Evomail began as a Gmail client for iPad, and it grew to support both the iPhone and services other than Gmail. Read More
Despite its name, Pushover is no, well, pushover. This easy-to-use push notification service allows web services, scripts, and a bunch of other apps to send alerts to your mobile device, and when combined with a site like IFTTT, it can bend the internet to your will. Now, a year and a half after the app's debut, the Pushover team has updated the app to version 2.0, giving the app a new look and filling it up with new functionality.
Pushover 2.0 comes with a new slide-out menu that makes it easier to manage the many different services that are hitting your device with notifications. Read More
Google has made a small change to the Google Calendar API that nonetheless could make a huge difference for developers and users. The Calendar API now supports push notifications - alerts sent directly to devices and apps instead of waiting for a client-side sync, a la Gmail - for updates that are practically instantaneous. The official app has had this for a while, but now third-party developers have access to this functionality, meaning that push notifications for subscribed Google Calendars can be sent to any app that supports the general Gcal API.
According to the Google Developers Blog, the change is surprisingly simple: here's an eight-line segment of code that illustrates how a subscribed calendar notifies an app, which then makes an API call to receive the update. Read More
While the GetJar Appstore has its advantages, like GetJar Gold for example, it has been lacking one important feature that both the Android Market and Amazon Appstore have: push notification for app updates. In the past, when you downloaded an app from GetJar, the only way of knowing if the app had been updated was by going directly to that apps listing in GetJar.
This put the GetJar App Store at a clear disadvantage over other app markets, as most users aren't willing to manually check the listing for every single installed app. Fortunately, the GetJar team has recognized this issue and are now beta testing push notifications in the latest version of the GetJar store (v 3.5). Read More
Finally, after many months of waiting, the official Twitter client for Android has received an update that adds some long-awaited functionality, like push notifications and the ability to seamlessly transition between multiple accounts.
You can enable push notifications by heading into the Settings menu and tapping "automatic refresh," then selecting the type of updates that you want to notified of.

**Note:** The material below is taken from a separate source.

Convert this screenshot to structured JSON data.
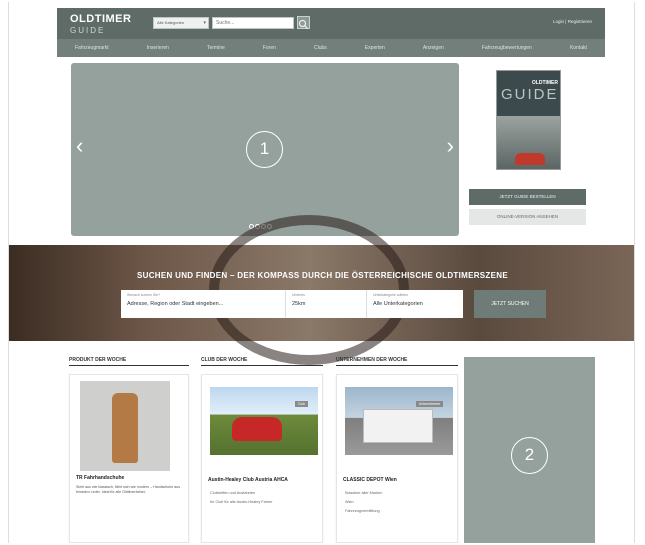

The update also brings about "a bunch of other improvements and bug fixes" according to the official Twitter blog.
You can grab the update now from the Android Market, or by hitting the widget below.